Neither values nor geopolitics played any role when EU leaders agreed to spend their way out of the coronavirus crisis at a marathon summit. Once again, Europe as a strategic player has been postponed.*
Europe is immersed in the world around it. But in order to strengthen the EU’s global role, the European Council will need to understand the deep connection between domestic struggles and international ambitions.
The reelection of Polish President Andrzej Duda represents an existential threat to the European Union’s legal order. After more than a decade of talk about conditionality, member states must act now.
The inconclusive first round of Poland’s presidential election showed a Polish leader and government undoing the gains of joining the European Union. The EU can take some of the blame.
Democracy and the rule of law are being undermined in Hungary and Poland.

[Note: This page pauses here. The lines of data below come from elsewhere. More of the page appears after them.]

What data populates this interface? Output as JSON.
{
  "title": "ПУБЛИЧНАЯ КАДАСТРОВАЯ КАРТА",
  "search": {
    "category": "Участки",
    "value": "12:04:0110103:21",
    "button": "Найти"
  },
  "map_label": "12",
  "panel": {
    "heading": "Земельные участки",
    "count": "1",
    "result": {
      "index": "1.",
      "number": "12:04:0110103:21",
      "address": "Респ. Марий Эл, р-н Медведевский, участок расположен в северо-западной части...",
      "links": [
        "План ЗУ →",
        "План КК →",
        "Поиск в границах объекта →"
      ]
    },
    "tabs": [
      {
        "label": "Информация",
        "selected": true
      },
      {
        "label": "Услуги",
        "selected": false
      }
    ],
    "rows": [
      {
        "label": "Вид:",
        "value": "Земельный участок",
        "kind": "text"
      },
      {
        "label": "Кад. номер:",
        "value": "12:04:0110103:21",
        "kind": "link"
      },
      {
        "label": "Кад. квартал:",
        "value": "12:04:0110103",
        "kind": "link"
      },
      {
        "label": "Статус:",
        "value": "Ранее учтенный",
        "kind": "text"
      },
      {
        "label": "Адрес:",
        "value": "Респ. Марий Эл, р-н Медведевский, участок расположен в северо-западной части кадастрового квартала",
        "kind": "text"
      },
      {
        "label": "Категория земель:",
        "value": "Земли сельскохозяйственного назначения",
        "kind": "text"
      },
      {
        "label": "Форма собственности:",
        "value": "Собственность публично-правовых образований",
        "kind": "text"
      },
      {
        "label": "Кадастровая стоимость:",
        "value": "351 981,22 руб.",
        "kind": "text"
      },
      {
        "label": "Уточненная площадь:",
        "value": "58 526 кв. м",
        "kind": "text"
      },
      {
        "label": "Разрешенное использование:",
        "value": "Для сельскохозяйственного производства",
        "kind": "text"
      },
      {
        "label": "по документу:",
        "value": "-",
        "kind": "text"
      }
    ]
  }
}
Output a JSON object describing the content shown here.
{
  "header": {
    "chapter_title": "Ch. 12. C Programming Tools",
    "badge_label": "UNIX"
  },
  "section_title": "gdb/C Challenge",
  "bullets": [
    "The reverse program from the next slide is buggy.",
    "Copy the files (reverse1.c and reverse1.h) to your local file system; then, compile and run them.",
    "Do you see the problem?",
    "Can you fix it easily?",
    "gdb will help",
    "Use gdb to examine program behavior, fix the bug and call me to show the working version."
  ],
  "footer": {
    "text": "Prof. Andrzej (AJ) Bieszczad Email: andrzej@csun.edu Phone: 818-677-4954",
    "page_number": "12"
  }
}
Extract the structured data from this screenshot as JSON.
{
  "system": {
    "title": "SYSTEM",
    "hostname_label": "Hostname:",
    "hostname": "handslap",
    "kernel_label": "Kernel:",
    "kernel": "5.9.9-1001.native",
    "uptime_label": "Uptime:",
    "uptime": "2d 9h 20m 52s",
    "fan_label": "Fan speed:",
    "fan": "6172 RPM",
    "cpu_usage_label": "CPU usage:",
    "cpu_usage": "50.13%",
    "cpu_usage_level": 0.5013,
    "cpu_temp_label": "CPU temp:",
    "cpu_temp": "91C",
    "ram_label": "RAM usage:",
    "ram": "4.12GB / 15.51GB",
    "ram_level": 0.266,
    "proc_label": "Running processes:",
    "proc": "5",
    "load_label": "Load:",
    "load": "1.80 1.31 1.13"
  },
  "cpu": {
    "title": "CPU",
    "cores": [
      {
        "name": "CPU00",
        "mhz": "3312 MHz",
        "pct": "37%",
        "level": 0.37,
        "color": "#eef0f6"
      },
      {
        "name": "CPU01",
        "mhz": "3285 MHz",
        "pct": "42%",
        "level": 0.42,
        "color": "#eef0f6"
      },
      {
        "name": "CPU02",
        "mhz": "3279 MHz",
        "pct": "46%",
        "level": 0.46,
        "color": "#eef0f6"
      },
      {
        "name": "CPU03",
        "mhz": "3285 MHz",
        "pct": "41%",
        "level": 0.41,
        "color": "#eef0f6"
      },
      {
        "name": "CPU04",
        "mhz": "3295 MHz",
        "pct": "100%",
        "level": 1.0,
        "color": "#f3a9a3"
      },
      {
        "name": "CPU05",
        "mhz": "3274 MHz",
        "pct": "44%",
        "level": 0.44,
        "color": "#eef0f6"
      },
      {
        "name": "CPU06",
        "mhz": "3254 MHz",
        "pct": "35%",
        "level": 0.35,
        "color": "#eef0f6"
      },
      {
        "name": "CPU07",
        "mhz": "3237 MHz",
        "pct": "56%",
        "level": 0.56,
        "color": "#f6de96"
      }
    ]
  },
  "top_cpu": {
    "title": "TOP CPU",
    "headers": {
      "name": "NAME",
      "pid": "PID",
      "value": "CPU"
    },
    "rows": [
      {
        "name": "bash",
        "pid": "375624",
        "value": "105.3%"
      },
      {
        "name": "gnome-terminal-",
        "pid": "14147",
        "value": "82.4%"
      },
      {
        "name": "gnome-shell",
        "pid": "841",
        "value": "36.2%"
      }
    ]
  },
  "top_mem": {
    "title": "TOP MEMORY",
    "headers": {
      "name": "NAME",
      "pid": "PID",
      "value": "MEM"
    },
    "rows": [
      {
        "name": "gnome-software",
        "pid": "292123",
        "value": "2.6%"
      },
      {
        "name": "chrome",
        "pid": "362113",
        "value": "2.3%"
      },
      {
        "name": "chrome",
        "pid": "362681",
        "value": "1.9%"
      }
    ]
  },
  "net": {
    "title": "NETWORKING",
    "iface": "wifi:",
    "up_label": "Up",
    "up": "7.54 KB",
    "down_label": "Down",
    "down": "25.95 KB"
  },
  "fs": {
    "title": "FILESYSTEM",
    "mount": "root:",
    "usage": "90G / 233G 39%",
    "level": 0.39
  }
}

While all focus is on the coronavirus, the EU institutions and the big member states are doing little to protect core values.
For the European Union to become a global player without Britain, there must be a major shift of alliances and direction inside the bloc.
The results of parliamentary elections in Poland and local elections in Hungary should push the opposition to come up with policies aimed at protecting democracy and overcoming polarization.
Ahead of the general election in October, Poland’s support for the EU is as high as ever, but its influence in the bloc is at its weakest since it joined in 2004.
Benjamin Netanyahu didn’t do himself or his country any favors by accusing Poles of cooperating with the Germans during the Holocaust.
It’s not too late for Poland to let go of the mirage of “Fort Trump” and pursue a more realistic security policy in collaboration with its European and NATO allies.